◆ **WORK REQUIRED**:
Print the records again, matching each line exactly.
*** Opening AVAILABLE RECORDS ***
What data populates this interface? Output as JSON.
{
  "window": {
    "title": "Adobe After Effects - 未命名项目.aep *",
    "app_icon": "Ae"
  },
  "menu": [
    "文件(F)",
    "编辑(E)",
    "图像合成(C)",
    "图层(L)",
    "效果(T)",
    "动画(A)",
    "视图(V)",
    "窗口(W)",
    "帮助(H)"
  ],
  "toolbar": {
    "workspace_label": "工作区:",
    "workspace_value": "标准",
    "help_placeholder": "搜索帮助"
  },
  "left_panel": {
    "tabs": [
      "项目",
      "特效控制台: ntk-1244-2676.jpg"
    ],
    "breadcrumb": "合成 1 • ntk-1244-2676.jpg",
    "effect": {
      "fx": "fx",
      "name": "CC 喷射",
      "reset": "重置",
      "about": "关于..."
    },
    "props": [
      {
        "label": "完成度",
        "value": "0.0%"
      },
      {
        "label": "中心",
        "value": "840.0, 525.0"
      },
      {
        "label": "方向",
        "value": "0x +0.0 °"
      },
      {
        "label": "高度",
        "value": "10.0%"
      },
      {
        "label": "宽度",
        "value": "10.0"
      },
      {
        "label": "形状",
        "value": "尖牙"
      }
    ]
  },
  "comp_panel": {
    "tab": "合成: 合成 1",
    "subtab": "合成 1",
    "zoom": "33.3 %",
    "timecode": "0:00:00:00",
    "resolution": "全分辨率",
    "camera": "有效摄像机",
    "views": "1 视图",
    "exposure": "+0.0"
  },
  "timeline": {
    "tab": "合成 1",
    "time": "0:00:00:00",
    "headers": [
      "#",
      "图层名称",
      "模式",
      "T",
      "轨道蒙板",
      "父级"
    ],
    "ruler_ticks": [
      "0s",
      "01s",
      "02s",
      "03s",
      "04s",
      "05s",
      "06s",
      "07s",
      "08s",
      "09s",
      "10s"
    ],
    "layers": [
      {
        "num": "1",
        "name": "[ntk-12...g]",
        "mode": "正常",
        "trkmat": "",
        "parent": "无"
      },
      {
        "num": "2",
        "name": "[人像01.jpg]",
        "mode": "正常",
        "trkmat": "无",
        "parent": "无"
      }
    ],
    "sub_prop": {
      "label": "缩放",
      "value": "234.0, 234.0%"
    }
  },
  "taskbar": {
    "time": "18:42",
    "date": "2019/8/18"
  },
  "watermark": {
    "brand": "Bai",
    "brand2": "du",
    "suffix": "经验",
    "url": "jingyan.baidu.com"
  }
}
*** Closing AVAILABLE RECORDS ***
◆ **THE ANSWER**:
What data populates this interface? Output as JSON.
{
  "window": {
    "title": "Adobe After Effects - 未命名项目.aep *",
    "app_icon": "Ae"
  },
  "menu": [
    "文件(F)",
    "编辑(E)",
    "图像合成(C)",
    "图层(L)",
    "效果(T)",
    "动画(A)",
    "视图(V)",
    "窗口(W)",
    "帮助(H)"
  ],
  "toolbar": {
    "workspace_label": "工作区:",
    "workspace_value": "标准",
    "help_placeholder": "搜索帮助"
  },
  "left_panel": {
    "tabs": [
      "项目",
      "特效控制台: ntk-1244-2676.jpg"
    ],
    "breadcrumb": "合成 1 • ntk-1244-2676.jpg",
    "effect": {
      "fx": "fx",
      "name": "CC 喷射",
      "reset": "重置",
      "about": "关于..."
    },
    "props": [
      {
        "label": "完成度",
        "value": "0.0%"
      },
      {
        "label": "中心",
        "value": "840.0, 525.0"
      },
      {
        "label": "方向",
        "value": "0x +0.0 °"
      },
      {
        "label": "高度",
        "value": "10.0%"
      },
      {
        "label": "宽度",
        "value": "10.0"
      },
      {
        "label": "形状",
        "value": "尖牙"
      }
    ]
  },
  "comp_panel": {
    "tab": "合成: 合成 1",
    "subtab": "合成 1",
    "zoom": "33.3 %",
    "timecode": "0:00:00:00",
    "resolution": "全分辨率",
    "camera": "有效摄像机",
    "views": "1 视图",
    "exposure": "+0.0"
  },
  "timeline": {
    "tab": "合成 1",
    "time": "0:00:00:00",
    "headers": [
      "#",
      "图层名称",
      "模式",
      "T",
      "轨道蒙板",
      "父级"
    ],
    "ruler_ticks": [
      "0s",
      "01s",
      "02s",
      "03s",
      "04s",
      "05s",
      "06s",
      "07s",
      "08s",
      "09s",
      "10s"
    ],
    "layers": [
      {
        "num": "1",
        "name": "[ntk-12...g]",
        "mode": "正常",
        "trkmat": "",
        "parent": "无"
      },
      {
        "num": "2",
        "name": "[人像01.jpg]",
        "mode": "正常",
        "trkmat": "无",
        "parent": "无"
      }
    ],
    "sub_prop": {
      "label": "缩放",
      "value": "234.0, 234.0%"
    }
  },
  "taskbar": {
    "time": "18:42",
    "date": "2019/8/18"
  },
  "watermark": {
    "brand": "Bai",
    "brand2": "du",
    "suffix": "经验",
    "url": "jingyan.baidu.com"
  }
}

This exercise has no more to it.